“It was a group effort,” coach Johny Ricks said. “They never stopped fighting and I think that’s a huge testament to how much they love the game, and I couldn’t be more proud of them.”

The team finally got to display their passion in front of a large crowd this weekend after working their tails off for a month to get into this position.

Getting the 12 players – Harper Calhoun, Woods Griffin, Carter Harrill, Bentley Henderson, Grady Kelton, Jacob Kemper, Ben Lupien, Sammir Pope, Hatcher Ricks, Colton Shelnutt, Andrew Tanner, and Mason Ward – back and forth and keep them focused and motivated was a monumental task. Ricks and Tanner were a large part of that and were aided by legendary LaGrange College coach David Kelton. 

“Having his expertise and knowledge around was huge,” Tanner said. 

It was not just the coaches that made this all possible, it was a village of families that came together and made this all happen. Without them these young boys would not have had this experience of a lifetime. 

“We had a great group of parents that took care of us,” Ricks said. “They made sure we had a meal for us when we got back to the hotel, and I’m not sure what we would have done without them.”

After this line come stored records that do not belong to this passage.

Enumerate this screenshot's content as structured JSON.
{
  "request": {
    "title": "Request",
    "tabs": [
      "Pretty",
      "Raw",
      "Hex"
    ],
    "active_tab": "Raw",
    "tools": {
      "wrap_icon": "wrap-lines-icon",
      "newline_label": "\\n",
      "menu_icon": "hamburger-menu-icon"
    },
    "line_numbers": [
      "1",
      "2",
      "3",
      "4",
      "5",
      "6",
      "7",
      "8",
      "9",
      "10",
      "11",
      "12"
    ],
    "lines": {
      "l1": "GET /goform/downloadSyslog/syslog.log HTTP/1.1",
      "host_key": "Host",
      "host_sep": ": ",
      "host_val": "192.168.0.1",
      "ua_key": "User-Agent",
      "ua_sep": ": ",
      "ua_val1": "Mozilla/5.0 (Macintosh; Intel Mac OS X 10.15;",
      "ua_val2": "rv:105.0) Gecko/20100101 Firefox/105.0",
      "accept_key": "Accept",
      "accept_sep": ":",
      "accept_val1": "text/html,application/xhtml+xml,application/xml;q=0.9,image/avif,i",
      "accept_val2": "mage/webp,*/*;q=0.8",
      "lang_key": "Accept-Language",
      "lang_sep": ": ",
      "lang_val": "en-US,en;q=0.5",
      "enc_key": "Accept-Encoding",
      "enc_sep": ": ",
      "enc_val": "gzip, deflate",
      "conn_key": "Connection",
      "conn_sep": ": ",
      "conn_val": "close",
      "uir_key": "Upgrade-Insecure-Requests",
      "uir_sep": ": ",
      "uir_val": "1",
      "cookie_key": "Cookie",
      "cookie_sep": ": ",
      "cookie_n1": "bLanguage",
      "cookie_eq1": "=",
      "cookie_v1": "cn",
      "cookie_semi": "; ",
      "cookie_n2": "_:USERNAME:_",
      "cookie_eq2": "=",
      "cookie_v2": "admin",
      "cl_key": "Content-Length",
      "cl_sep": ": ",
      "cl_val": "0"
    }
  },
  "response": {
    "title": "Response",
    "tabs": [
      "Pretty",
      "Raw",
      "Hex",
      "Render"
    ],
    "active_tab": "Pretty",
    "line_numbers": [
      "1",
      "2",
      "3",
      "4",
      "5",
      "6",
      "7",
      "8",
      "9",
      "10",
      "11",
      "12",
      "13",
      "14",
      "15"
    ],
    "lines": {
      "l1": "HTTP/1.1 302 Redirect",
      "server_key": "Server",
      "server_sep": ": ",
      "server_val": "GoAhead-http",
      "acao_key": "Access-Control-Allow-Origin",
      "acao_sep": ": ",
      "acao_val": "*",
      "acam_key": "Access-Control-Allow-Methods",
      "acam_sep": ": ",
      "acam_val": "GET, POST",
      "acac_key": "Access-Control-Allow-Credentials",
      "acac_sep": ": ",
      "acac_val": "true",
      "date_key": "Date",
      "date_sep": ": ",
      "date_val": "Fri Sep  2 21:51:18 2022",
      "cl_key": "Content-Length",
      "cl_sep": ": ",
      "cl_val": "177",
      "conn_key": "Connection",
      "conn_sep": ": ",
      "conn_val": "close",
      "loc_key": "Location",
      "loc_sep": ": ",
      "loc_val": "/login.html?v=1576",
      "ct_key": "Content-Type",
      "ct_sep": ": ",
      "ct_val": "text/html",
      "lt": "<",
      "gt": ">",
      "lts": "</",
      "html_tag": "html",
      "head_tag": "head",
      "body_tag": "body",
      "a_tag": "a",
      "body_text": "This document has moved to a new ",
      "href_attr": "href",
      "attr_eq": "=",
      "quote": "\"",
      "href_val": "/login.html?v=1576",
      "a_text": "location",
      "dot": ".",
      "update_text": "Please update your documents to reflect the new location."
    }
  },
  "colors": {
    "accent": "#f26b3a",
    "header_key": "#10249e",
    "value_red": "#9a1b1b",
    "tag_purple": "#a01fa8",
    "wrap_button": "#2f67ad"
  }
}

Despite being eliminated from the tournament with a third place finish the Nationals were asked to stick around for the trophy ceremony after the final games were played. Confusion turned into elation when the team was announced as the winner of the Tommy Henry trophy for sportsmanship. The Nationals players’ character was easy to see as the team conducted themselves well before and after the games – holding a prayer circle after every game to give thanks regardless of the outcome of the game. 

“There’s things bigger than wins and losses in sports and doing things the right way is absolutely one of them,” Ricks said. “For us as a community and a team, this is something we can be proud of.”

“It shows you what kind of kids they are,” Tanner said. “They would pray before and after every game and show how to act on and off the field.”

After a long spring season that saw these 12 kids be selected as National team All-Stars, it was a laborious June as they practiced nearly every weekday for over a month. Now, the players will get some time off before starting a rec season in the fall. The players will disperse across the county, state, etc. from here, but the memories of that one weekend in early July 2022 will live on forever.